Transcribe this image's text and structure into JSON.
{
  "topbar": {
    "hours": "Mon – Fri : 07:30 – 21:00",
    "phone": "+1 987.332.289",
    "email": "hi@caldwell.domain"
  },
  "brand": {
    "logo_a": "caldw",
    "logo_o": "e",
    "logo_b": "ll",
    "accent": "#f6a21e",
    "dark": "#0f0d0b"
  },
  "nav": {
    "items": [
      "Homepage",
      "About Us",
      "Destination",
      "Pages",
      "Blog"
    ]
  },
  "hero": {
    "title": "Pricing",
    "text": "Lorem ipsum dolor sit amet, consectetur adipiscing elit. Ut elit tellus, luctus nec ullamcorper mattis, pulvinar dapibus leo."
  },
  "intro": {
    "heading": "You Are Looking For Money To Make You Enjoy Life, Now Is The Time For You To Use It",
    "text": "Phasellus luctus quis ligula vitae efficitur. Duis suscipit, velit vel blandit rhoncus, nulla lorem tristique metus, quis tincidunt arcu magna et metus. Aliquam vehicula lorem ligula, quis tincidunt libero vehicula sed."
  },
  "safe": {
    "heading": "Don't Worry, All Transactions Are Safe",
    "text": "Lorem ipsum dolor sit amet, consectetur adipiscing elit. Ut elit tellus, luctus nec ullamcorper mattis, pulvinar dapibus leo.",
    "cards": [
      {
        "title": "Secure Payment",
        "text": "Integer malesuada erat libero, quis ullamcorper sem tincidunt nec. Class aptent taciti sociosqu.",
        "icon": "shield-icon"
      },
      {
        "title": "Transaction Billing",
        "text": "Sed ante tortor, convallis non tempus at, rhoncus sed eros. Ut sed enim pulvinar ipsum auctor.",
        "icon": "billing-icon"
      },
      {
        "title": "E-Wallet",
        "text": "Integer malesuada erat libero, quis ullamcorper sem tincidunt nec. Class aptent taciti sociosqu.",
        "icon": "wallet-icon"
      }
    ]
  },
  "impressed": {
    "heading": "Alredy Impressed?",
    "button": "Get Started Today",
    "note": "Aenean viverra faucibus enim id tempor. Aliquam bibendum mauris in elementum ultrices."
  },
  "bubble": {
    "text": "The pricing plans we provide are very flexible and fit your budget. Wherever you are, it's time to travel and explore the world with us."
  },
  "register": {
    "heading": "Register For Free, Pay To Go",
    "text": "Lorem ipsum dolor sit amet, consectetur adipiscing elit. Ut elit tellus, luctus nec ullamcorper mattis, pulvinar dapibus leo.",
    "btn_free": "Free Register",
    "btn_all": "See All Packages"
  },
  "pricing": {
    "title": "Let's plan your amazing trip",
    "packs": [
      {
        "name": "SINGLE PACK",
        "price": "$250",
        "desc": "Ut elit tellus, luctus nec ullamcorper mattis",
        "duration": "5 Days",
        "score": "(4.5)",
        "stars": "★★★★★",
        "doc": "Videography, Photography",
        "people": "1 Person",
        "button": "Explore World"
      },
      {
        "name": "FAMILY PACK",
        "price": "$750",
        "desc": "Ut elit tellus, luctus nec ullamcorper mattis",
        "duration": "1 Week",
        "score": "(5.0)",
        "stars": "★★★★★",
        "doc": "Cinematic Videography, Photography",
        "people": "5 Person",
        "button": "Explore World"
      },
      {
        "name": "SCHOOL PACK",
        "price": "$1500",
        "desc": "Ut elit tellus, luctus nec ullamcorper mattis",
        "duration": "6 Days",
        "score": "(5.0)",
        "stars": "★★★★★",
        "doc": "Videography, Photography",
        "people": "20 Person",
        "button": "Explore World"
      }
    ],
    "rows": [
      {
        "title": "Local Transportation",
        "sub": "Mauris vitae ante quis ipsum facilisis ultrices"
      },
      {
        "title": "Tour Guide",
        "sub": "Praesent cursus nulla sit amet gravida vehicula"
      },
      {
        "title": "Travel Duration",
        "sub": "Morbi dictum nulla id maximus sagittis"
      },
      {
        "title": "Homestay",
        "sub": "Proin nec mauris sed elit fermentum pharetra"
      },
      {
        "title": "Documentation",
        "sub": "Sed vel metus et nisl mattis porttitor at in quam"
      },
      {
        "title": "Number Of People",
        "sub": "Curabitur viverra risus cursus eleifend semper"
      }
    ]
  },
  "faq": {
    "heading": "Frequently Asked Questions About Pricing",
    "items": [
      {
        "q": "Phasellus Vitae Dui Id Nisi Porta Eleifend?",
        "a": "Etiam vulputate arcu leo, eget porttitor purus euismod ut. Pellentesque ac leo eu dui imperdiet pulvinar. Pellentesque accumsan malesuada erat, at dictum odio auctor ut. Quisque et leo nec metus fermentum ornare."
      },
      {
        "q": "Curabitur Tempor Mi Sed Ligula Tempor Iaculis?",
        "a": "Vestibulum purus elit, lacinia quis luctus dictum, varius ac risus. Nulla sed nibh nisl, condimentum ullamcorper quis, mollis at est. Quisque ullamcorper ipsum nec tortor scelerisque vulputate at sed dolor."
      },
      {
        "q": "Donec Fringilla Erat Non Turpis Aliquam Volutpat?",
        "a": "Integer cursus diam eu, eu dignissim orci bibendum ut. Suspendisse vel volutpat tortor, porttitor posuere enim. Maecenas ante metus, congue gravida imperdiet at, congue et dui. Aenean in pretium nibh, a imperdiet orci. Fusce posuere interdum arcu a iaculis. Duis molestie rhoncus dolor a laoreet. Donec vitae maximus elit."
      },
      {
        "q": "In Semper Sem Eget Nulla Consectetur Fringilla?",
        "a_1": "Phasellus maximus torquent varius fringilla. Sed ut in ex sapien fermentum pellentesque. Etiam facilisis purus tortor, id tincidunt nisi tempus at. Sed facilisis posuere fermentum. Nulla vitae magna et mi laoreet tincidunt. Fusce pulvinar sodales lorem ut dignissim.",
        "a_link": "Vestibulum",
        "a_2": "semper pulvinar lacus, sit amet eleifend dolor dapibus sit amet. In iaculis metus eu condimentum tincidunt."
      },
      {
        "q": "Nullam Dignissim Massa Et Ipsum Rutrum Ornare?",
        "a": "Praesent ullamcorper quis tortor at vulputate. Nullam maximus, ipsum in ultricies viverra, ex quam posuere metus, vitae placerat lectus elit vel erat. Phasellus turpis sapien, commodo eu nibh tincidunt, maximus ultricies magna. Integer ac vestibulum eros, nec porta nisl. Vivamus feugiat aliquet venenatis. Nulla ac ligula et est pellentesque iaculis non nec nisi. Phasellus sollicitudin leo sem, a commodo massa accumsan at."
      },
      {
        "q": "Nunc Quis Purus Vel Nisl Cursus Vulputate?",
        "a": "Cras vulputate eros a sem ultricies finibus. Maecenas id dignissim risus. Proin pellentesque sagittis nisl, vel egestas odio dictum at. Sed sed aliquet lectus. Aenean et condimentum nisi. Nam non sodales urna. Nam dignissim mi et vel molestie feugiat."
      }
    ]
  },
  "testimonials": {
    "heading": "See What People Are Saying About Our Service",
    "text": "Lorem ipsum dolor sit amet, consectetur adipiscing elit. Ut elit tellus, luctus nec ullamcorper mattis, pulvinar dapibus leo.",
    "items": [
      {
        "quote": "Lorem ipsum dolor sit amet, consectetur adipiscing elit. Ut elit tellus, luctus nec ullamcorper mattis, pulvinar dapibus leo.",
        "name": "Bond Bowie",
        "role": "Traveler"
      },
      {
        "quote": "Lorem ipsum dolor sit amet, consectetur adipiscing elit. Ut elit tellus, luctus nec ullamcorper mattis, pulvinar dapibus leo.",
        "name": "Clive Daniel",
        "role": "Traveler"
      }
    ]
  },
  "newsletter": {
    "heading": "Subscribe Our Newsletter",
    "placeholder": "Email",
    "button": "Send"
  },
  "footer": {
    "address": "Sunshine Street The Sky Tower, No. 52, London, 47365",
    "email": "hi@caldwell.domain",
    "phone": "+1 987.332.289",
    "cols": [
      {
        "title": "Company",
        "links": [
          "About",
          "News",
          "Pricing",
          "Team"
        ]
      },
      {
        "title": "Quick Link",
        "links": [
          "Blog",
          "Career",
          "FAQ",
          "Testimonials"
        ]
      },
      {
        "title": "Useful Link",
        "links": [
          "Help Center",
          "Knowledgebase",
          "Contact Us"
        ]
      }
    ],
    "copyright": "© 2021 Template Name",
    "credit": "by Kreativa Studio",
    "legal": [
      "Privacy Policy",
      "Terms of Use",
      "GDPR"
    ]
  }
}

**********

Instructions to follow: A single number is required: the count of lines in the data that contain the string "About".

Worked solution: 4